When you repeat the entries below, keep each word exactly as it is and drop the pictures.
-----
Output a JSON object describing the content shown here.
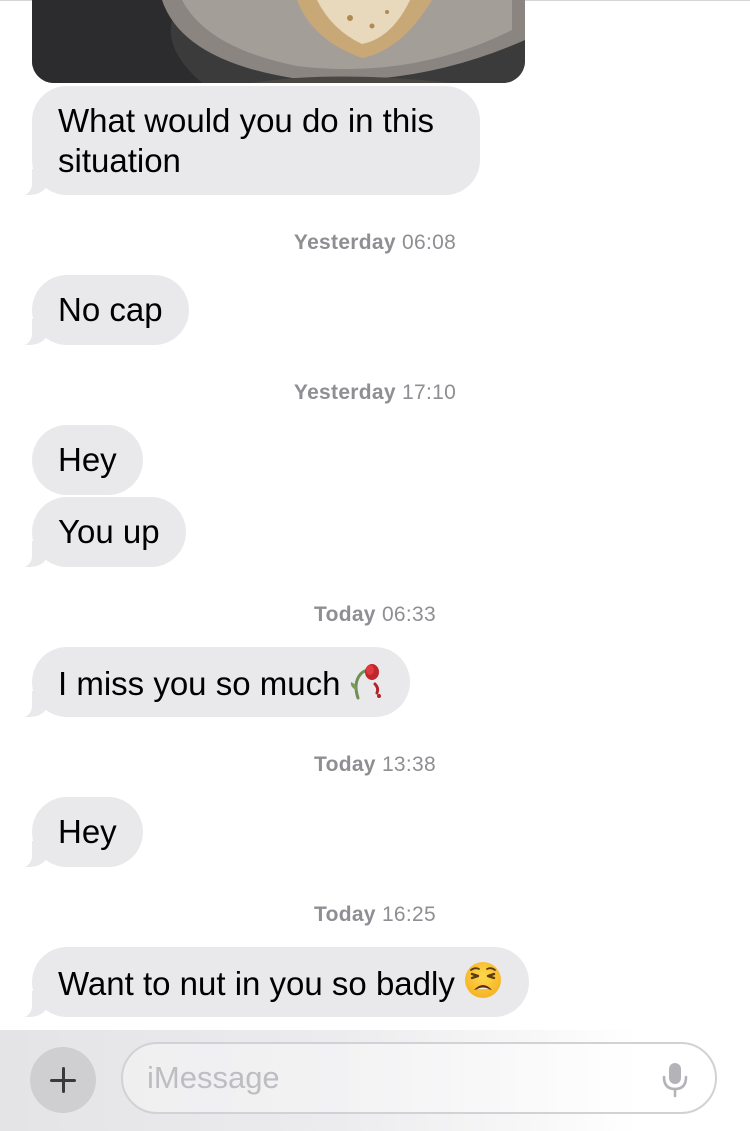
{
  "messages": [
    {
      "text": "What would you do in this situation"
    },
    {
      "text": "No cap"
    },
    {
      "text": "Hey"
    },
    {
      "text": "You up"
    },
    {
      "text": "I miss you so much",
      "emoji": "wilted-flower"
    },
    {
      "text": "Hey"
    },
    {
      "text": "Want to nut in you so badly",
      "emoji": "weary-face"
    }
  ],
  "timestamps": [
    {
      "day": "Yesterday",
      "time": "06:08"
    },
    {
      "day": "Yesterday",
      "time": "17:10"
    },
    {
      "day": "Today",
      "time": "06:33"
    },
    {
      "day": "Today",
      "time": "13:38"
    },
    {
      "day": "Today",
      "time": "16:25"
    }
  ],
  "composer": {
    "placeholder": "iMessage",
    "plus_icon": "plus-icon",
    "mic_icon": "microphone-icon"
  },
  "colors": {
    "incoming_bubble": "#e9e9eb",
    "timestamp": "#8e8e93"
  }
}
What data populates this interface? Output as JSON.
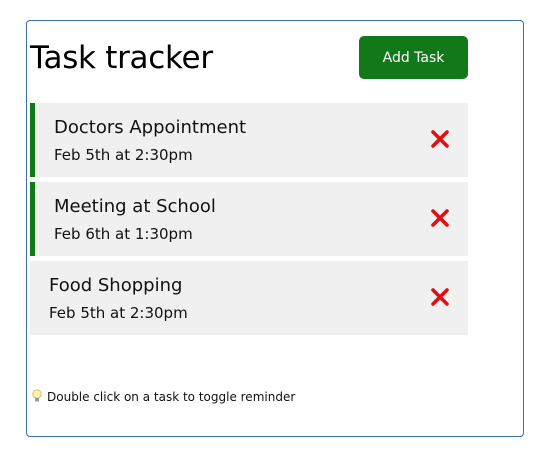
{
  "header": {
    "title": "Task tracker",
    "add_button_label": "Add Task"
  },
  "tasks": [
    {
      "text": "Doctors Appointment",
      "day": "Feb 5th at 2:30pm",
      "reminder": true
    },
    {
      "text": "Meeting at School",
      "day": "Feb 6th at 1:30pm",
      "reminder": true
    },
    {
      "text": "Food Shopping",
      "day": "Feb 5th at 2:30pm",
      "reminder": false
    }
  ],
  "footer": {
    "hint": "Double click on a task to toggle reminder",
    "hint_icon": "lightbulb-icon"
  },
  "colors": {
    "accent": "#12791a",
    "delete": "#e01010",
    "card_border": "#3a6ea5",
    "task_bg": "#f0f0f0"
  }
}
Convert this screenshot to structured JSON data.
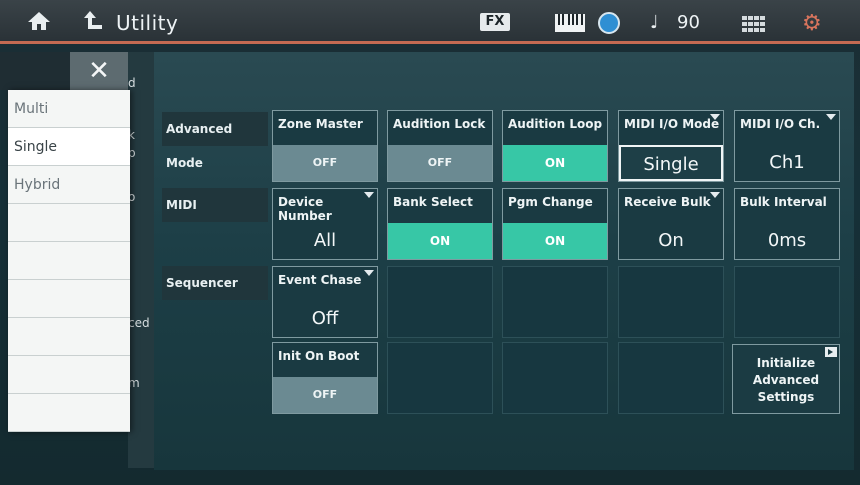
{
  "header": {
    "title": "Utility",
    "fx_label": "FX",
    "tempo": "90",
    "accent_color": "#c46a52"
  },
  "popup": {
    "close_label": "✕",
    "items": [
      "Multi",
      "Single",
      "Hybrid",
      "",
      "",
      "",
      "",
      "",
      ""
    ],
    "selected": "Single"
  },
  "fragments": [
    "d",
    "k",
    "p",
    "o",
    "ced",
    "m"
  ],
  "rows": [
    {
      "label": "Advanced Mode"
    },
    {
      "label": "MIDI"
    },
    {
      "label": "Sequencer"
    }
  ],
  "cells": {
    "zone_master": {
      "label": "Zone Master",
      "value": "OFF"
    },
    "audition_lock": {
      "label": "Audition Lock",
      "value": "OFF"
    },
    "audition_loop": {
      "label": "Audition Loop",
      "value": "ON"
    },
    "midi_io_mode": {
      "label": "MIDI I/O Mode",
      "value": "Single"
    },
    "midi_io_ch": {
      "label": "MIDI I/O Ch.",
      "value": "Ch1"
    },
    "device_number": {
      "label": "Device Number",
      "value": "All"
    },
    "bank_select": {
      "label": "Bank Select",
      "value": "ON"
    },
    "pgm_change": {
      "label": "Pgm Change",
      "value": "ON"
    },
    "receive_bulk": {
      "label": "Receive Bulk",
      "value": "On"
    },
    "bulk_interval": {
      "label": "Bulk Interval",
      "value": "0ms"
    },
    "event_chase": {
      "label": "Event Chase",
      "value": "Off"
    },
    "init_on_boot": {
      "label": "Init On Boot",
      "value": "OFF"
    }
  },
  "init_button": {
    "line1": "Initialize",
    "line2": "Advanced",
    "line3": "Settings"
  },
  "colors": {
    "on": "#37c7a6",
    "off": "#6b8a92"
  }
}
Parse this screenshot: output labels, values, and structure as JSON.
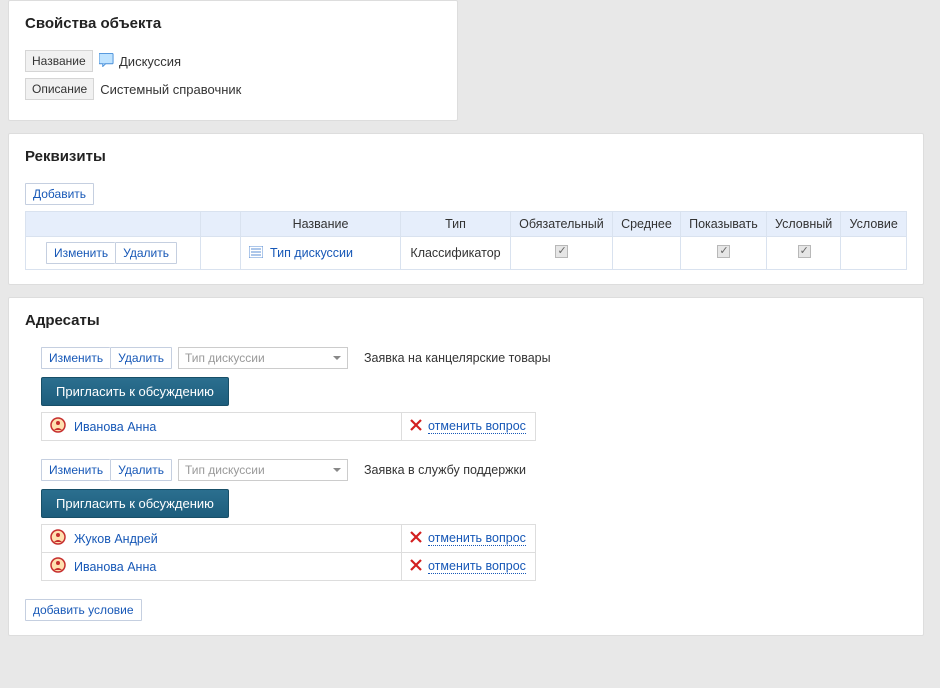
{
  "panel_props": {
    "title": "Свойства объекта",
    "rows": [
      {
        "label": "Название",
        "value": "Дискуссия",
        "has_icon": true
      },
      {
        "label": "Описание",
        "value": "Системный справочник",
        "has_icon": false
      }
    ]
  },
  "panel_req": {
    "title": "Реквизиты",
    "add_button": "Добавить",
    "edit_button": "Изменить",
    "delete_button": "Удалить",
    "columns": [
      "",
      "",
      "Название",
      "Тип",
      "Обязательный",
      "Среднее",
      "Показывать",
      "Условный",
      "Условие"
    ],
    "row": {
      "name_label": "Тип дискуссии",
      "type_label": "Классификатор",
      "required": true,
      "average": false,
      "show": true,
      "conditional": true,
      "condition": ""
    }
  },
  "panel_addr": {
    "title": "Адресаты",
    "edit_button": "Изменить",
    "delete_button": "Удалить",
    "select_placeholder": "Тип дискуссии",
    "invite_button": "Пригласить к обсуждению",
    "cancel_label": "отменить вопрос",
    "add_condition": "добавить условие",
    "blocks": [
      {
        "caption": "Заявка на канцелярские товары",
        "participants": [
          "Иванова Анна"
        ]
      },
      {
        "caption": "Заявка в службу поддержки",
        "participants": [
          "Жуков Андрей",
          "Иванова Анна"
        ]
      }
    ]
  }
}
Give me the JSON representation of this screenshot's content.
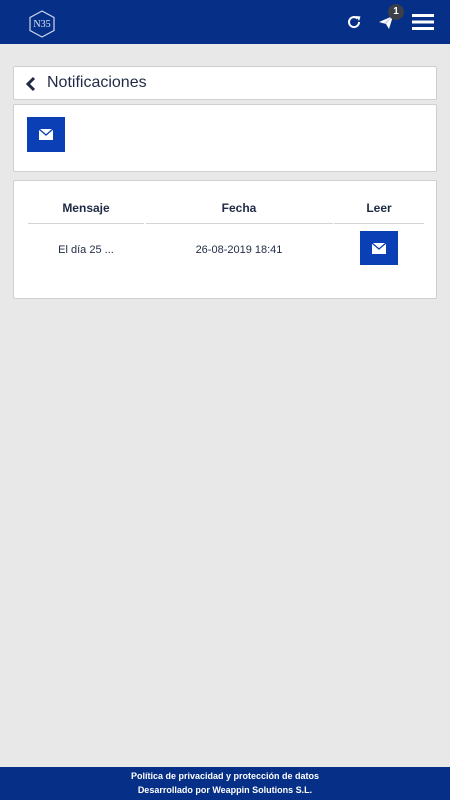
{
  "navbar": {
    "logo_text": "N35",
    "icons": [
      "refresh-icon",
      "send-icon",
      "menu-icon"
    ],
    "notification_count": "1"
  },
  "header": {
    "title": "Notificaciones"
  },
  "actions": {
    "icon": "envelope-icon"
  },
  "table": {
    "columns": [
      "Mensaje",
      "Fecha",
      "Leer"
    ],
    "rows": [
      {
        "message": "El día 25 ...",
        "date": "26-08-2019 18:41"
      }
    ]
  },
  "footer": {
    "privacy": "Política de privacidad y protección de datos",
    "developer": "Desarrollado por Weappin Solutions S.L."
  },
  "colors": {
    "primary": "#063087",
    "button": "#0a3fb5",
    "background": "#e8e8e8"
  }
}
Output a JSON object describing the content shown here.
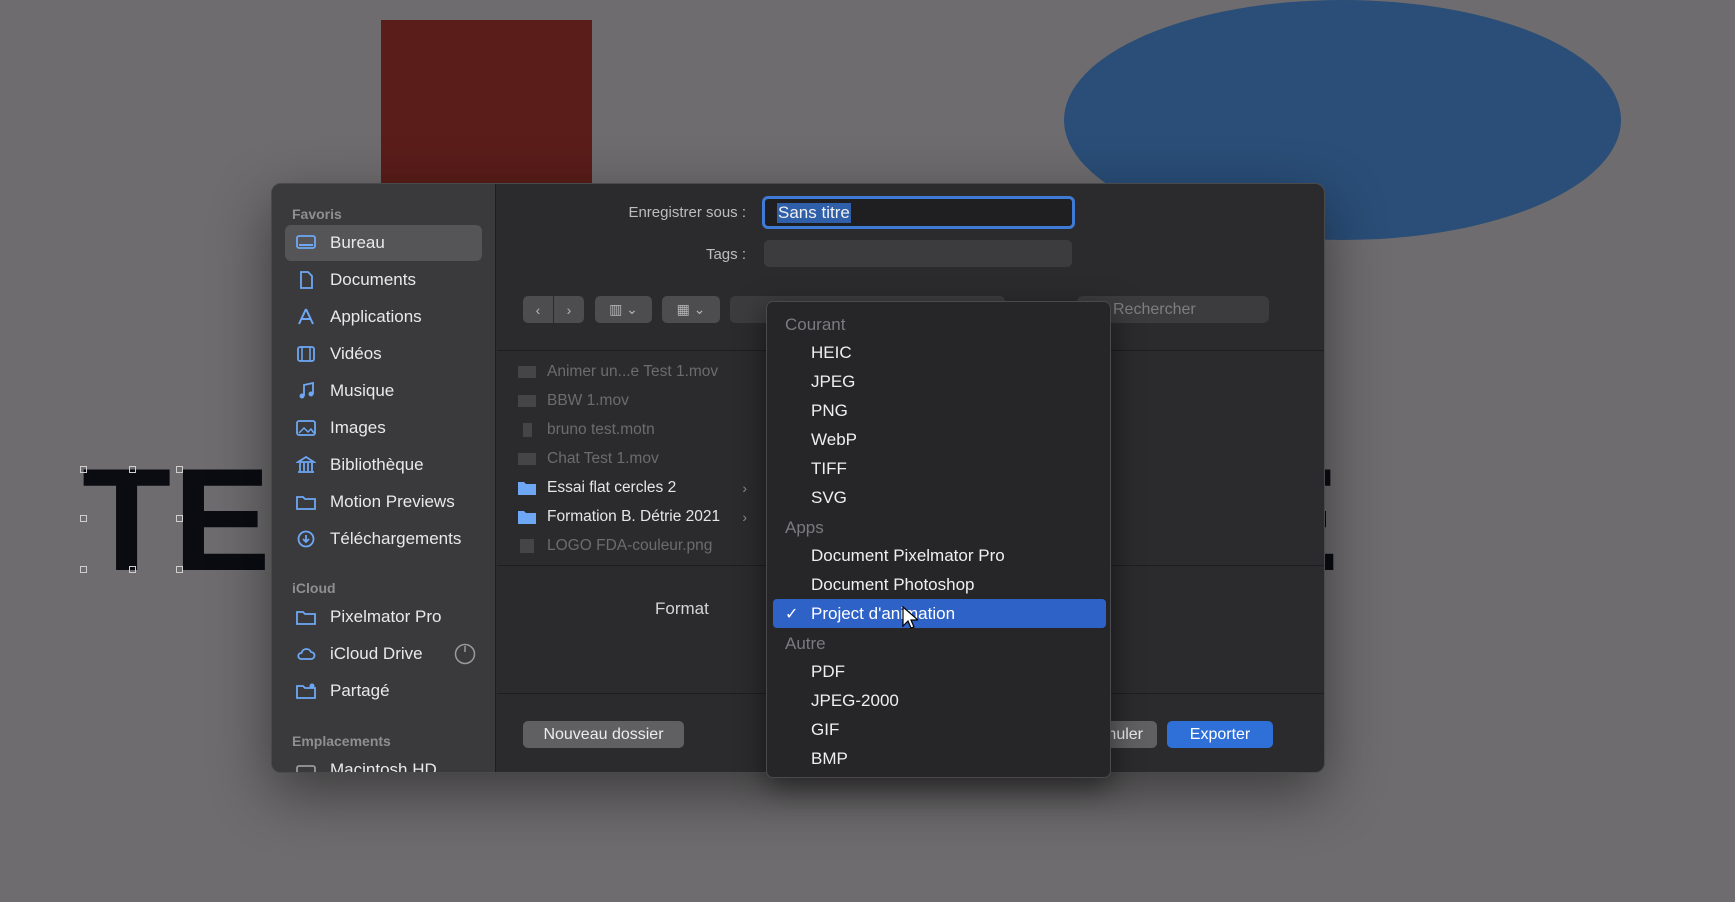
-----
* _Solution for this problem_:
Output a JSON object describing the content shown here.
{
  "messages": [
    {
      "text": "What would you do in this situation"
    },
    {
      "text": "No cap"
    },
    {
      "text": "Hey"
    },
    {
      "text": "You up"
    },
    {
      "text": "I miss you so much",
      "emoji": "wilted-flower"
    },
    {
      "text": "Hey"
    },
    {
      "text": "Want to nut in you so badly",
      "emoji": "weary-face"
    }
  ],
  "timestamps": [
    {
      "day": "Yesterday",
      "time": "06:08"
    },
    {
      "day": "Yesterday",
      "time": "17:10"
    },
    {
      "day": "Today",
      "time": "06:33"
    },
    {
      "day": "Today",
      "time": "13:38"
    },
    {
      "day": "Today",
      "time": "16:25"
    }
  ],
  "composer": {
    "placeholder": "iMessage",
    "plus_icon": "plus-icon",
    "mic_icon": "microphone-icon"
  },
  "colors": {
    "incoming_bubble": "#e9e9eb",
    "timestamp": "#8e8e93"
  }
}
What data populates this interface? Output as JSON.
{
  "header": {
    "title": "Task tracker",
    "add_button_label": "Add Task"
  },
  "tasks": [
    {
      "text": "Doctors Appointment",
      "day": "Feb 5th at 2:30pm",
      "reminder": true
    },
    {
      "text": "Meeting at School",
      "day": "Feb 6th at 1:30pm",
      "reminder": true
    },
    {
      "text": "Food Shopping",
      "day": "Feb 5th at 2:30pm",
      "reminder": false
    }
  ],
  "footer": {
    "hint": "Double click on a task to toggle reminder",
    "hint_icon": "lightbulb-icon"
  },
  "colors": {
    "accent": "#12791a",
    "delete": "#e01010",
    "card_border": "#3a6ea5",
    "task_bg": "#f0f0f0"
  }
}
Convert this screenshot to structured JSON data.
{
  "header": {
    "title": "Utility",
    "fx_label": "FX",
    "tempo": "90",
    "accent_color": "#c46a52"
  },
  "popup": {
    "close_label": "✕",
    "items": [
      "Multi",
      "Single",
      "Hybrid",
      "",
      "",
      "",
      "",
      "",
      ""
    ],
    "selected": "Single"
  },
  "fragments": [
    "d",
    "k",
    "p",
    "o",
    "ced",
    "m"
  ],
  "rows": [
    {
      "label": "Advanced Mode"
    },
    {
      "label": "MIDI"
    },
    {
      "label": "Sequencer"
    }
  ],
  "cells": {
    "zone_master": {
      "label": "Zone Master",
      "value": "OFF"
    },
    "audition_lock": {
      "label": "Audition Lock",
      "value": "OFF"
    },
    "audition_loop": {
      "label": "Audition Loop",
      "value": "ON"
    },
    "midi_io_mode": {
      "label": "MIDI I/O Mode",
      "value": "Single"
    },
    "midi_io_ch": {
      "label": "MIDI I/O Ch.",
      "value": "Ch1"
    },
    "device_number": {
      "label": "Device Number",
      "value": "All"
    },
    "bank_select": {
      "label": "Bank Select",
      "value": "ON"
    },
    "pgm_change": {
      "label": "Pgm Change",
      "value": "ON"
    },
    "receive_bulk": {
      "label": "Receive Bulk",
      "value": "On"
    },
    "bulk_interval": {
      "label": "Bulk Interval",
      "value": "0ms"
    },
    "event_chase": {
      "label": "Event Chase",
      "value": "Off"
    },
    "init_on_boot": {
      "label": "Init On Boot",
      "value": "OFF"
    }
  },
  "init_button": {
    "line1": "Initialize",
    "line2": "Advanced",
    "line3": "Settings"
  },
  "colors": {
    "on": "#37c7a6",
    "off": "#6b8a92"
  }
}
Parse this screenshot: output labels, values, and structure as JSON.
{
  "panel_props": {
    "title": "Свойства объекта",
    "rows": [
      {
        "label": "Название",
        "value": "Дискуссия",
        "has_icon": true
      },
      {
        "label": "Описание",
        "value": "Системный справочник",
        "has_icon": false
      }
    ]
  },
  "panel_req": {
    "title": "Реквизиты",
    "add_button": "Добавить",
    "edit_button": "Изменить",
    "delete_button": "Удалить",
    "columns": [
      "",
      "",
      "Название",
      "Тип",
      "Обязательный",
      "Среднее",
      "Показывать",
      "Условный",
      "Условие"
    ],
    "row": {
      "name_label": "Тип дискуссии",
      "type_label": "Классификатор",
      "required": true,
      "average": false,
      "show": true,
      "conditional": true,
      "condition": ""
    }
  },
  "panel_addr": {
    "title": "Адресаты",
    "edit_button": "Изменить",
    "delete_button": "Удалить",
    "select_placeholder": "Тип дискуссии",
    "invite_button": "Пригласить к обсуждению",
    "cancel_label": "отменить вопрос",
    "add_condition": "добавить условие",
    "blocks": [
      {
        "caption": "Заявка на канцелярские товары",
        "participants": [
          "Иванова Анна"
        ]
      },
      {
        "caption": "Заявка в службу поддержки",
        "participants": [
          "Жуков Андрей",
          "Иванова Анна"
        ]
      }
    ]
  }
}
Give me the JSON representation of this screenshot's content.
{
  "navbar": {
    "logo_text": "N35",
    "icons": [
      "refresh-icon",
      "send-icon",
      "menu-icon"
    ],
    "notification_count": "1"
  },
  "header": {
    "title": "Notificaciones"
  },
  "actions": {
    "icon": "envelope-icon"
  },
  "table": {
    "columns": [
      "Mensaje",
      "Fecha",
      "Leer"
    ],
    "rows": [
      {
        "message": "El día 25 ...",
        "date": "26-08-2019 18:41"
      }
    ]
  },
  "footer": {
    "privacy": "Política de privacidad y protección de datos",
    "developer": "Desarrollado por Weappin Solutions S.L."
  },
  "colors": {
    "primary": "#063087",
    "button": "#0a3fb5",
    "background": "#e8e8e8"
  }
}
Output a JSON object describing the content shown here.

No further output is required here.